The crying is often worse in the evenings when baby draws his legs into his body as if he has tummy cramps or bad wind; a baby in pain should always be checked by a doctor in case there is a more serious problem. This is particularly true if he cries all day, or has any other symptoms like fever or sickness.
Breast and bottle-fed babies suffer equally from colic, so switching feeding methods isn't usually the answer.
Sucking is the most comforting thing your baby knows and it helps move gas along the intestine, so your baby will want to suck even when he's not hungry.
Many mothers wonder if their baby is reacting to something in their breast milk. This is possible, but hard to pin point as you need to exclude items from your diet for up to two weeks to see any difference. The commonest triggers are:
Another theory is that young babies have to handle so much information every day that they are over-stimulated by the evening.
If you think this applies to your baby then try creating a structured, early bedtime, perhaps with a soothing bath, a gentle cuddle and feed before the miserable time starts. You can also cut down on stimulating events late in the afternoon
When your baby is crying it's all too easy to get wound up yourself. However, you need to stay calm otherwise he will sense your tension and get worse.
If you can handle him in a positive and confident way, that's half the battle. Share the burden - make sure your family, friends and your partner take turns comforting him; he won't mind at this stage who is doing the cuddling.
It can also be a great help to meet up with other new mums with colicky babies; ask your doctor or browse the community section on this website.
If you feel you are losing your temper, then put your baby in his cot and walk away until you calm down. No one will judge you if you feel unable to cope with your baby's constant crying so talk to your doctor.
There are a number of over-the counter-remedies available for treating colic. Some babies seem to respond well to these, while for others they seem to have little effect. Your chemist will be able to advise you.
Your doctor may advise you to try lactase drops which are used with both breast and bottle fed babies. It is suggested that in some cases of colic there is a temporary deficiency of the enzyme which breaks down milk into its component sugars.

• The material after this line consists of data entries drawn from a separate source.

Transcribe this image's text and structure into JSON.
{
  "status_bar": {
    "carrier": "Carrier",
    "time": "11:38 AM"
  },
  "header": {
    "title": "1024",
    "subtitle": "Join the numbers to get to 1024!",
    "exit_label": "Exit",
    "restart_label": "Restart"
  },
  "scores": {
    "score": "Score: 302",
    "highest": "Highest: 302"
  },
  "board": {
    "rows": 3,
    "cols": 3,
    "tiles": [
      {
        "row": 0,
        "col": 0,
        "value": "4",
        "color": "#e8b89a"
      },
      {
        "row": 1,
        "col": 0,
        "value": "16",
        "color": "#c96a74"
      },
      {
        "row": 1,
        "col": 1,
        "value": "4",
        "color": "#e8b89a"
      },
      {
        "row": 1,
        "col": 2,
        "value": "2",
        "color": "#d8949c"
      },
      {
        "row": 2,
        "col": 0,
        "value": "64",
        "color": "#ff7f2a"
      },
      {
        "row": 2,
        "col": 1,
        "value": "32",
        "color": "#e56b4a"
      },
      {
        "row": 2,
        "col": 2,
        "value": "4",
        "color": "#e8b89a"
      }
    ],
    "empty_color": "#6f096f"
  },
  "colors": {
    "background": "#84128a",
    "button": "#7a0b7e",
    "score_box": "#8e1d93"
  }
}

These drops should be given as a one-week trial and discontinued if they are not effective.